"But I'm also realistic and yes, it would be nice to see property turning over the whole time but I want a more steady market rather than an up and down market.

"Certainly if Labour gets in, it's one of the first things they will bring in."

Extending the timeframe of the tax is not something he wants.

"But I think about what's good for the country - whether it's five years or extending it to three - three would be my preference."

The current test requires investors to pay their full applicable income tax rate on any gains they make from residential property sold within two years of acquisition, subject to some exceptions.

Thompson has long advocated for the Reserve Bank's loan to value ratio limits to be removed from first-home buyers purchasing for under $600,000 and he reiterated that stance, rejecting criticism from some sectors that he just wanted to drive more sales.

Rather, he said, he wanted to encourage initial home ownership because he said that was in this country's interests.

He also wants Auckland water transport to be extended, and after returning from Sydney cheering the All Blacks' victory over the Wallabies for the Bledisloe Cup, he was full of the benefits of an efficient public transport system.

He has one very definite route in mind: ferries leaving from Pine Harbour/Beachlands to dock at Maraetai, Half Moon Bay, Glendowie, St Heliers, the Tamaki Yacht Club for Kohimarama passengers, then berthing at Downtown.

"Auckland narrows to about 2km from one coast to the other. Trying to get all the crowds through via train and road is going to be very difficult. I don't think we use the waterways enough."

For the Shore, he wants a Takapuna ferry connection and further capacity from West Harbour.

"We also need to utilise the park-and-rides and keep cars out of the city."

Yet he rejects a CBD vehicle congestion charge. "People need to be able to get to work. I bring a car in every day. I'm in and out of the office.

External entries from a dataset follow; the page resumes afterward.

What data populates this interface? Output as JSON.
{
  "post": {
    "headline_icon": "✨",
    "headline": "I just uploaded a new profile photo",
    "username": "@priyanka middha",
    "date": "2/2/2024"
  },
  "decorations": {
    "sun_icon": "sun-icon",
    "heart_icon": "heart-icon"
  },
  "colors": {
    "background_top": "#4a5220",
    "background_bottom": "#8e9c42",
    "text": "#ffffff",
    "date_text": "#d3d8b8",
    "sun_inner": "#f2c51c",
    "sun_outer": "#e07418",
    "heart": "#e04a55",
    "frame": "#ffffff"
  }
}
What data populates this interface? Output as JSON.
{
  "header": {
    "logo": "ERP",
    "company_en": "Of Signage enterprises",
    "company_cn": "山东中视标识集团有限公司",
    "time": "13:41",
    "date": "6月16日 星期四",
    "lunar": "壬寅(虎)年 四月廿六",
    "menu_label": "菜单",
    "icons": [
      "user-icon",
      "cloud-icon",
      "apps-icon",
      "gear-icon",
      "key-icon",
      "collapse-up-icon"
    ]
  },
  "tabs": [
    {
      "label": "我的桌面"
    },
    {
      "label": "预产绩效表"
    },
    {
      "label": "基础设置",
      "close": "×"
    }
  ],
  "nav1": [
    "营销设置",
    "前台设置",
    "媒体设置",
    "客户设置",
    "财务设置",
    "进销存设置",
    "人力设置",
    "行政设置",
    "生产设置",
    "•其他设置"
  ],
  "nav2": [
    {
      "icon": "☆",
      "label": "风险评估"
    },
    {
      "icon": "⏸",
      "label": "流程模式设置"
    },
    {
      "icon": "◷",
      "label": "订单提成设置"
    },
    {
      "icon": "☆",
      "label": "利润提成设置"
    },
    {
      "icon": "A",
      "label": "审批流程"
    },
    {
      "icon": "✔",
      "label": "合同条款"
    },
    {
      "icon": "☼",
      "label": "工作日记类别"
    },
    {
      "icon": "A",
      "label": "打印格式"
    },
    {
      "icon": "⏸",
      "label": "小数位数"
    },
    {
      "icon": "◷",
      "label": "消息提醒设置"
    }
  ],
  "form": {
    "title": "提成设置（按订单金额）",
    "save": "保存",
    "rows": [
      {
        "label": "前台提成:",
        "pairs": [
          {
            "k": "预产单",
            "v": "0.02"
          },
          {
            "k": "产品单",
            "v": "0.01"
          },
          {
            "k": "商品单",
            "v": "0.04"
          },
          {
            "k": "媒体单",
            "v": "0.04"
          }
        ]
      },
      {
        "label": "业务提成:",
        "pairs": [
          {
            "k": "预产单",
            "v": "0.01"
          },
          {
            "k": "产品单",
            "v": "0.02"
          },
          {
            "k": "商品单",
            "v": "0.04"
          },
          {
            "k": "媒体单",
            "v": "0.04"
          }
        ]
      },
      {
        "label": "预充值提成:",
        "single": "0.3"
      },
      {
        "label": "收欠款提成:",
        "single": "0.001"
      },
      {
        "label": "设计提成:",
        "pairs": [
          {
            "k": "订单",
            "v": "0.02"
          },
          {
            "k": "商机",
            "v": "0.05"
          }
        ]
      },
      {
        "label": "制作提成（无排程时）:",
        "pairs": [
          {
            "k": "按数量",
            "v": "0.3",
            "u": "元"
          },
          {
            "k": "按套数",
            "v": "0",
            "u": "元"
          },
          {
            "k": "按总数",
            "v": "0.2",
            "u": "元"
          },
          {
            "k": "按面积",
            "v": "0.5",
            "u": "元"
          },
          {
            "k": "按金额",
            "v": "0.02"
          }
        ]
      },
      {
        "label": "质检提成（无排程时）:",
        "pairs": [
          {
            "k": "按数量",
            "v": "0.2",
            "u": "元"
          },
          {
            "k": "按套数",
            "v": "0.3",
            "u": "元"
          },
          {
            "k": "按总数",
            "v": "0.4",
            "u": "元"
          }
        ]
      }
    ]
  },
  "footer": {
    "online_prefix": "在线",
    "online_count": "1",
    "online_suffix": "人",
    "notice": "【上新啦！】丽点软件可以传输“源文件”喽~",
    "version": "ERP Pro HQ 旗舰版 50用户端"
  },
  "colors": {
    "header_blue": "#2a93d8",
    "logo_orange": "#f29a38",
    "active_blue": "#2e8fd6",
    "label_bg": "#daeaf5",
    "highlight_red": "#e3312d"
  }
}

"A congestion charge would just be another tax. Years ago, we wanted people to come back to the heart of the city. If you start charging them, people won't come to the city."

He questioned the practicality of Labour's Kiwibuild 100,000 new 10-year residential construction plan.

"Where are they going to get the money for that?"

The Herald's Mood of the Boardroom 2017 Election Survey attracted participation from 118 respondents. The results were debated this morning by shadow finance spokesman Grant Robertson and National's Finance Minister Steven Joyce.